AVAILABLE DATA »
+ + + + +

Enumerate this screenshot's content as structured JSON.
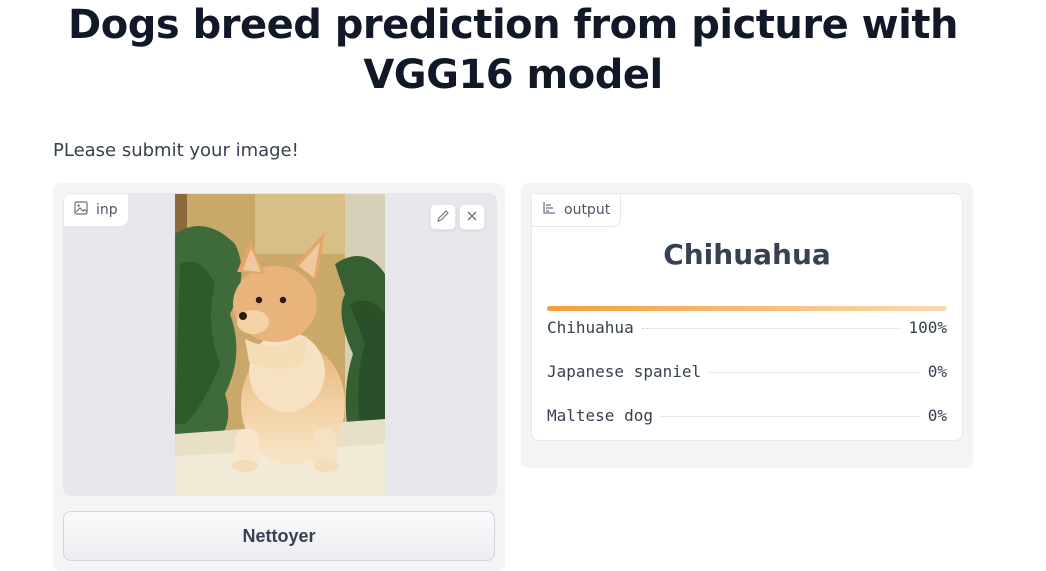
{
  "page": {
    "title": "Dogs breed prediction from picture with VGG16 model",
    "description": "PLease submit your image!"
  },
  "input": {
    "label": "inp",
    "label_icon": "image-icon",
    "edit_icon": "pencil-icon",
    "clear_icon": "close-icon",
    "clear_button": "Nettoyer"
  },
  "output": {
    "label": "output",
    "label_icon": "bar-chart-icon",
    "prediction": "Chihuahua",
    "top_confidence": 1.0,
    "results": [
      {
        "label": "Chihuahua",
        "value": "100%"
      },
      {
        "label": "Japanese spaniel",
        "value": "0%"
      },
      {
        "label": "Maltese dog",
        "value": "0%"
      }
    ]
  },
  "colors": {
    "bar_start": "#f59e3b",
    "bar_end": "#fcd9b0",
    "panel_bg": "#f3f4f6"
  }
}
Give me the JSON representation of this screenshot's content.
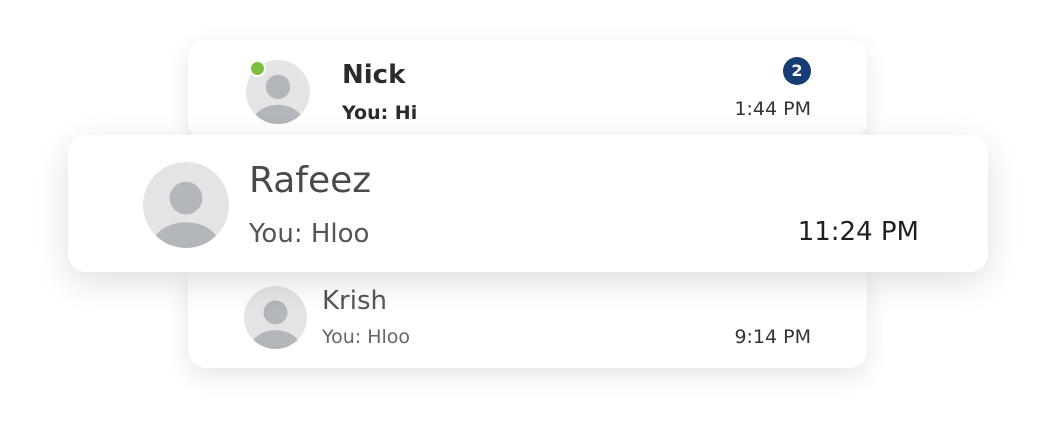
{
  "chats": [
    {
      "name": "Nick",
      "preview": "You: Hi",
      "time": "1:44 PM",
      "unread_count": "2",
      "online": true
    },
    {
      "name": "Rafeez",
      "preview": "You: Hloo",
      "time": "11:24 PM"
    },
    {
      "name": "Krish",
      "preview": "You: Hloo",
      "time": "9:14 PM"
    }
  ],
  "colors": {
    "online_dot": "#7cbf3f",
    "unread_badge": "#173e74",
    "avatar_bg": "#e3e4e6",
    "avatar_figure": "#b3b6ba"
  },
  "icons": {
    "avatar": "default-user-avatar-icon",
    "presence": "online-status-dot"
  }
}
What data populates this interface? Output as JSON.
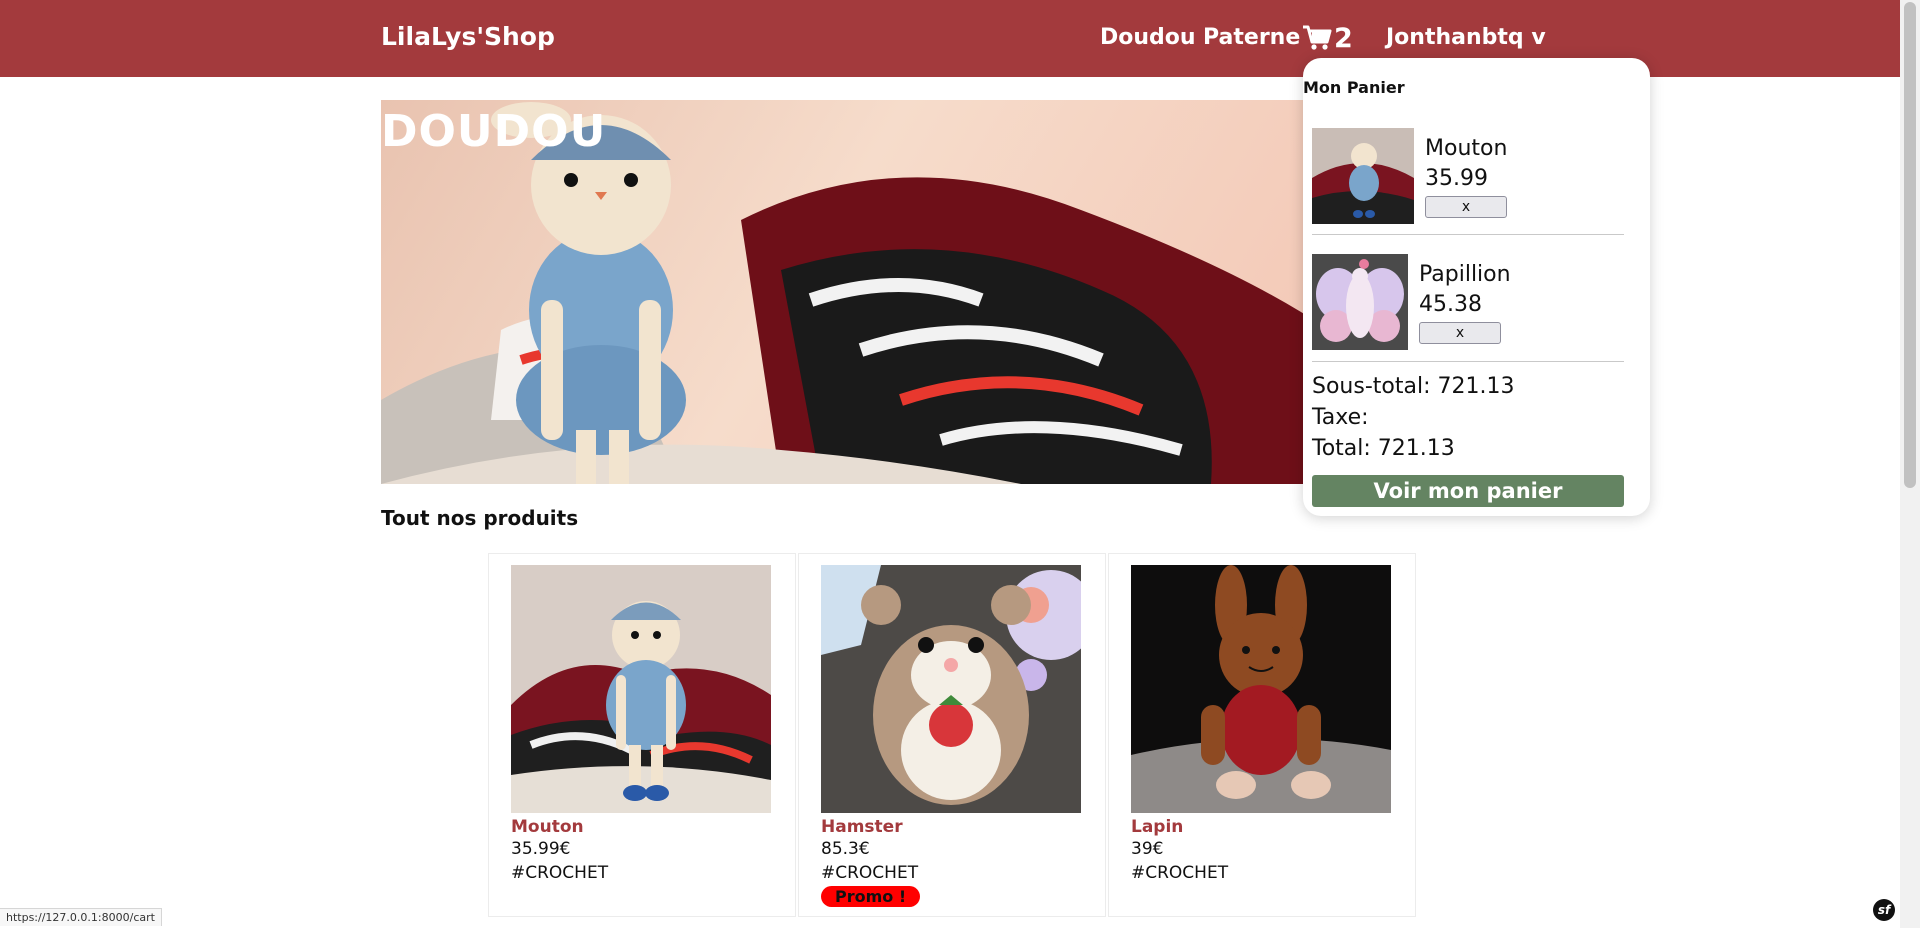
{
  "header": {
    "brand": "LilaLys'Shop",
    "nav": [
      "Doudou",
      "Paterne"
    ],
    "cart_count": "2",
    "user": "Jonthanbtq v"
  },
  "hero": {
    "title": "DOUDOU"
  },
  "section_title": "Tout nos produits",
  "products": [
    {
      "name": "Mouton",
      "price": "35.99€",
      "tag": "#CROCHET"
    },
    {
      "name": "Hamster",
      "price": "85.3€",
      "tag": "#CROCHET",
      "badge": "Promo !"
    },
    {
      "name": "Lapin",
      "price": "39€",
      "tag": "#CROCHET"
    }
  ],
  "cart_popup": {
    "title": "Mon Panier",
    "items": [
      {
        "name": "Mouton",
        "price": "35.99",
        "remove_label": "x"
      },
      {
        "name": "Papillion",
        "price": "45.38",
        "remove_label": "x"
      }
    ],
    "subtotal": "Sous-total: 721.13",
    "tax": "Taxe:",
    "total": "Total: 721.13",
    "cta": "Voir mon panier"
  },
  "status_url": "https://127.0.0.1:8000/cart",
  "colors": {
    "header": "#a33a3d",
    "accent_text": "#a33a3d",
    "cta": "#648462",
    "promo": "#ff0000"
  },
  "icons": {
    "cart": "cart-icon",
    "symfony": "symfony-icon"
  }
}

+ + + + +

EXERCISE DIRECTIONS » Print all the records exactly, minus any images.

THE COMPLETED TASK »
Enumerate this screenshot's content as structured JSON.
{
  "page": {
    "title": "Dogs breed prediction from picture with VGG16 model",
    "description": "PLease submit your image!"
  },
  "input": {
    "label": "inp",
    "label_icon": "image-icon",
    "edit_icon": "pencil-icon",
    "clear_icon": "close-icon",
    "clear_button": "Nettoyer"
  },
  "output": {
    "label": "output",
    "label_icon": "bar-chart-icon",
    "prediction": "Chihuahua",
    "top_confidence": 1.0,
    "results": [
      {
        "label": "Chihuahua",
        "value": "100%"
      },
      {
        "label": "Japanese spaniel",
        "value": "0%"
      },
      {
        "label": "Maltese dog",
        "value": "0%"
      }
    ]
  },
  "colors": {
    "bar_start": "#f59e3b",
    "bar_end": "#fcd9b0",
    "panel_bg": "#f3f4f6"
  }
}
Give me the JSON representation of this screenshot's content.
{
  "chats": [
    {
      "name": "Nick",
      "preview": "You: Hi",
      "time": "1:44 PM",
      "unread_count": "2",
      "online": true
    },
    {
      "name": "Rafeez",
      "preview": "You: Hloo",
      "time": "11:24 PM"
    },
    {
      "name": "Krish",
      "preview": "You: Hloo",
      "time": "9:14 PM"
    }
  ],
  "colors": {
    "online_dot": "#7cbf3f",
    "unread_badge": "#173e74",
    "avatar_bg": "#e3e4e6",
    "avatar_figure": "#b3b6ba"
  },
  "icons": {
    "avatar": "default-user-avatar-icon",
    "presence": "online-status-dot"
  }
}
What data populates this interface? Output as JSON.
{
  "header": {
    "brand": "LilaLys'Shop",
    "nav": [
      "Doudou",
      "Paterne"
    ],
    "cart_count": "2",
    "user": "Jonthanbtq v"
  },
  "hero": {
    "title": "DOUDOU"
  },
  "section_title": "Tout nos produits",
  "products": [
    {
      "name": "Mouton",
      "price": "35.99€",
      "tag": "#CROCHET"
    },
    {
      "name": "Hamster",
      "price": "85.3€",
      "tag": "#CROCHET",
      "badge": "Promo !"
    },
    {
      "name": "Lapin",
      "price": "39€",
      "tag": "#CROCHET"
    }
  ],
  "cart_popup": {
    "title": "Mon Panier",
    "items": [
      {
        "name": "Mouton",
        "price": "35.99",
        "remove_label": "x"
      },
      {
        "name": "Papillion",
        "price": "45.38",
        "remove_label": "x"
      }
    ],
    "subtotal": "Sous-total: 721.13",
    "tax": "Taxe:",
    "total": "Total: 721.13",
    "cta": "Voir mon panier"
  },
  "status_url": "https://127.0.0.1:8000/cart",
  "colors": {
    "header": "#a33a3d",
    "accent_text": "#a33a3d",
    "cta": "#648462",
    "promo": "#ff0000"
  },
  "icons": {
    "cart": "cart-icon",
    "symfony": "symfony-icon"
  }
}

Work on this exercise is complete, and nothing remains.